Autonomous Cyber leverages AI to continuously monitor an enterprise’s computing infrastructure, applications, and data sources for unexpected changes in patterns of communication, navigation, and data flows. The idea is to use sophisticated algorithms that can distinguish what is normal from what might be abnormal (representing potential risk), intelligent orchestration, and other automation to take certain actions at speed and scale. These actions include creating alerts and notifications, rerouting requests, blocking access, or shutting off services altogether. And best of all, these actions can be designed to either augment human power, such as the capabilities of a cybersecurity professional, or be executed independently without any human control. This can help companies and governments build better defensibility and responsiveness to ensure critical resiliency.  

The global market for AI in cybersecurity “is projected to reach USD 38.2 billion by 2026 from USD 8.8 billion in 2019, at the highest CAGR of 23.3%.” Use of AI by hackers and state actors means that there will be less time between innovations. Therefore, enterprise security systems cannot simply look for replications of old attack patterns. They have to be able to identify, in more places and systems, new schemes of deliberate attacks or accidental/natural disruptions as they emerge in real time. AI in the context of cybersecurity is becoming a critical line of defense and, with the speed of evolution shortening in technology, Autonomous Cyber has the capacity to continuously monitor and autonomously respond to evolving cyber threats.

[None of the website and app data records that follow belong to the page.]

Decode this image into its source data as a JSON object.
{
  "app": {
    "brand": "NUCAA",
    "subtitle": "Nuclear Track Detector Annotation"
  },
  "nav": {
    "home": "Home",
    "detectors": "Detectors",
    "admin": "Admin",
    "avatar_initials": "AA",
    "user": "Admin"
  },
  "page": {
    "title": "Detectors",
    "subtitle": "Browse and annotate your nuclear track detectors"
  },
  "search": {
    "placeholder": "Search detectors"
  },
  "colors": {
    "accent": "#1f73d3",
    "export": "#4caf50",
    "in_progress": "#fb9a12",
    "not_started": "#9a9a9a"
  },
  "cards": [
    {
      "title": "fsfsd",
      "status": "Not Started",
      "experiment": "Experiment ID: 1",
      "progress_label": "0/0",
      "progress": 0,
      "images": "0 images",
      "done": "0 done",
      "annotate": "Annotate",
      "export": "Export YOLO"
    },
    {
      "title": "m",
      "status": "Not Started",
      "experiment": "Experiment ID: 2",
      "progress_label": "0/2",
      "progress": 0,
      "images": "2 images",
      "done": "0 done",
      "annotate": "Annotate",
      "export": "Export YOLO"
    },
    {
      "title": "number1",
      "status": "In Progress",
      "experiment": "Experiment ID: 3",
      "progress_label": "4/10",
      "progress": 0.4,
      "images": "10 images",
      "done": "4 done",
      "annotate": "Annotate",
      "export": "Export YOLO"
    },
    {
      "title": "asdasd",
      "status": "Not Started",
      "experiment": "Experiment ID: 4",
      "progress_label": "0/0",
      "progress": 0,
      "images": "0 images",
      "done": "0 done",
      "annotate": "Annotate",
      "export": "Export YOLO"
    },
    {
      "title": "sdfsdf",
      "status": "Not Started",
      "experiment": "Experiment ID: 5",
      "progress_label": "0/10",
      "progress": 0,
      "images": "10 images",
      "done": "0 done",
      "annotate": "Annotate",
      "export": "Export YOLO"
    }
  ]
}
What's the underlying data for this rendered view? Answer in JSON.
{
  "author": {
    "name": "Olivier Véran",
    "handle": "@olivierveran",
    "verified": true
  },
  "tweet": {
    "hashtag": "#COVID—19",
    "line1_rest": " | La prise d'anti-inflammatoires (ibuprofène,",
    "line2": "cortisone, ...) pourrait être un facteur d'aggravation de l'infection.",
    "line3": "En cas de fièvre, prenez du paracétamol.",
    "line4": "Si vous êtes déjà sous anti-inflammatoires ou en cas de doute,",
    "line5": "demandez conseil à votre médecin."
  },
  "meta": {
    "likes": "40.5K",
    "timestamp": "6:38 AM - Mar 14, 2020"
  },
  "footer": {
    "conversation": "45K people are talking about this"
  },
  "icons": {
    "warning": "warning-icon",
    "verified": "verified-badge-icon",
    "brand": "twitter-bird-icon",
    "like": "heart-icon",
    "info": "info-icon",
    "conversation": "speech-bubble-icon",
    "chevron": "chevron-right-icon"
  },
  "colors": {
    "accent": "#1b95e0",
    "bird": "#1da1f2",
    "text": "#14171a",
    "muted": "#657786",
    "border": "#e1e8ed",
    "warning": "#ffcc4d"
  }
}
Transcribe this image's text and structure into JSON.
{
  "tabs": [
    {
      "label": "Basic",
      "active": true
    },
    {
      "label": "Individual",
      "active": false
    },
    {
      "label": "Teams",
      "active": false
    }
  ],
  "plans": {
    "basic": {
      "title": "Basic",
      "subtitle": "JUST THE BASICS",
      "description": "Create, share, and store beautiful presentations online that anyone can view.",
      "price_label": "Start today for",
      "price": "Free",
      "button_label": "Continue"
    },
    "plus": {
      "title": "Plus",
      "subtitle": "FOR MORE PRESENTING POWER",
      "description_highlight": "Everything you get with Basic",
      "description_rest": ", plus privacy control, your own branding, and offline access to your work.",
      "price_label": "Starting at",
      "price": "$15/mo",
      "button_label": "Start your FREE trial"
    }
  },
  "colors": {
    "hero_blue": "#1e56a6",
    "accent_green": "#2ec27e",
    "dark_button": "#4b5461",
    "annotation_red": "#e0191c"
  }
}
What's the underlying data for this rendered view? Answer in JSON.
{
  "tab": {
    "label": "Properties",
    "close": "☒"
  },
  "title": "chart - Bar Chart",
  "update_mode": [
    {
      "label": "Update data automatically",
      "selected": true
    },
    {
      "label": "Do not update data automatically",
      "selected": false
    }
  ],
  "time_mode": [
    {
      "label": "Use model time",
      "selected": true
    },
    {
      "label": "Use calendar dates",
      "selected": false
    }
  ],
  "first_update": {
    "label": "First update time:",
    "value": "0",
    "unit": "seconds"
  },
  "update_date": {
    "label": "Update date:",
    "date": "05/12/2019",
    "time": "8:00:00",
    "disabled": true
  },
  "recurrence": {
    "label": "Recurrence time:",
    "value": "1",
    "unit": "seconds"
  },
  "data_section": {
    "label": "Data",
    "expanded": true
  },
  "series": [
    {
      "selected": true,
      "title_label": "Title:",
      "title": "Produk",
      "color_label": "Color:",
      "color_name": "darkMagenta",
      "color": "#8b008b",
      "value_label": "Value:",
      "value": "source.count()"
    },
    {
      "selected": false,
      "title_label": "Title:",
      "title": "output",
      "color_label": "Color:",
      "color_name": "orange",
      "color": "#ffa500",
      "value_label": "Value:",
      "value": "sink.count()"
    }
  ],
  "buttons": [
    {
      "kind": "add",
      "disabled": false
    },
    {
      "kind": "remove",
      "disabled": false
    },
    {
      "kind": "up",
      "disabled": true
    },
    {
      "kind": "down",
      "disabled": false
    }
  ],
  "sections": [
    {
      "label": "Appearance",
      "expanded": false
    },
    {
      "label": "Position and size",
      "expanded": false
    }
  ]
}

At Entefy we are passionate about breakthrough computing that can save people time so that they live and work better.

Now more than ever, digital is dominating consumer and business behavior. Consumers’ 24/7 demand for products, services, and personalized experiences wherever they are is forcing businesses to optimize and, in many cases, reinvent the way they operate to ensure efficiency, ongoing customer loyalty, and employee satisfaction. This requires advanced technologies including AI and automation. To learn more about these technologies, be sure to read our previous blogs on multimodal AI, the enterprise AI journey, and the “18 important skills” you need to bring AI applications to life.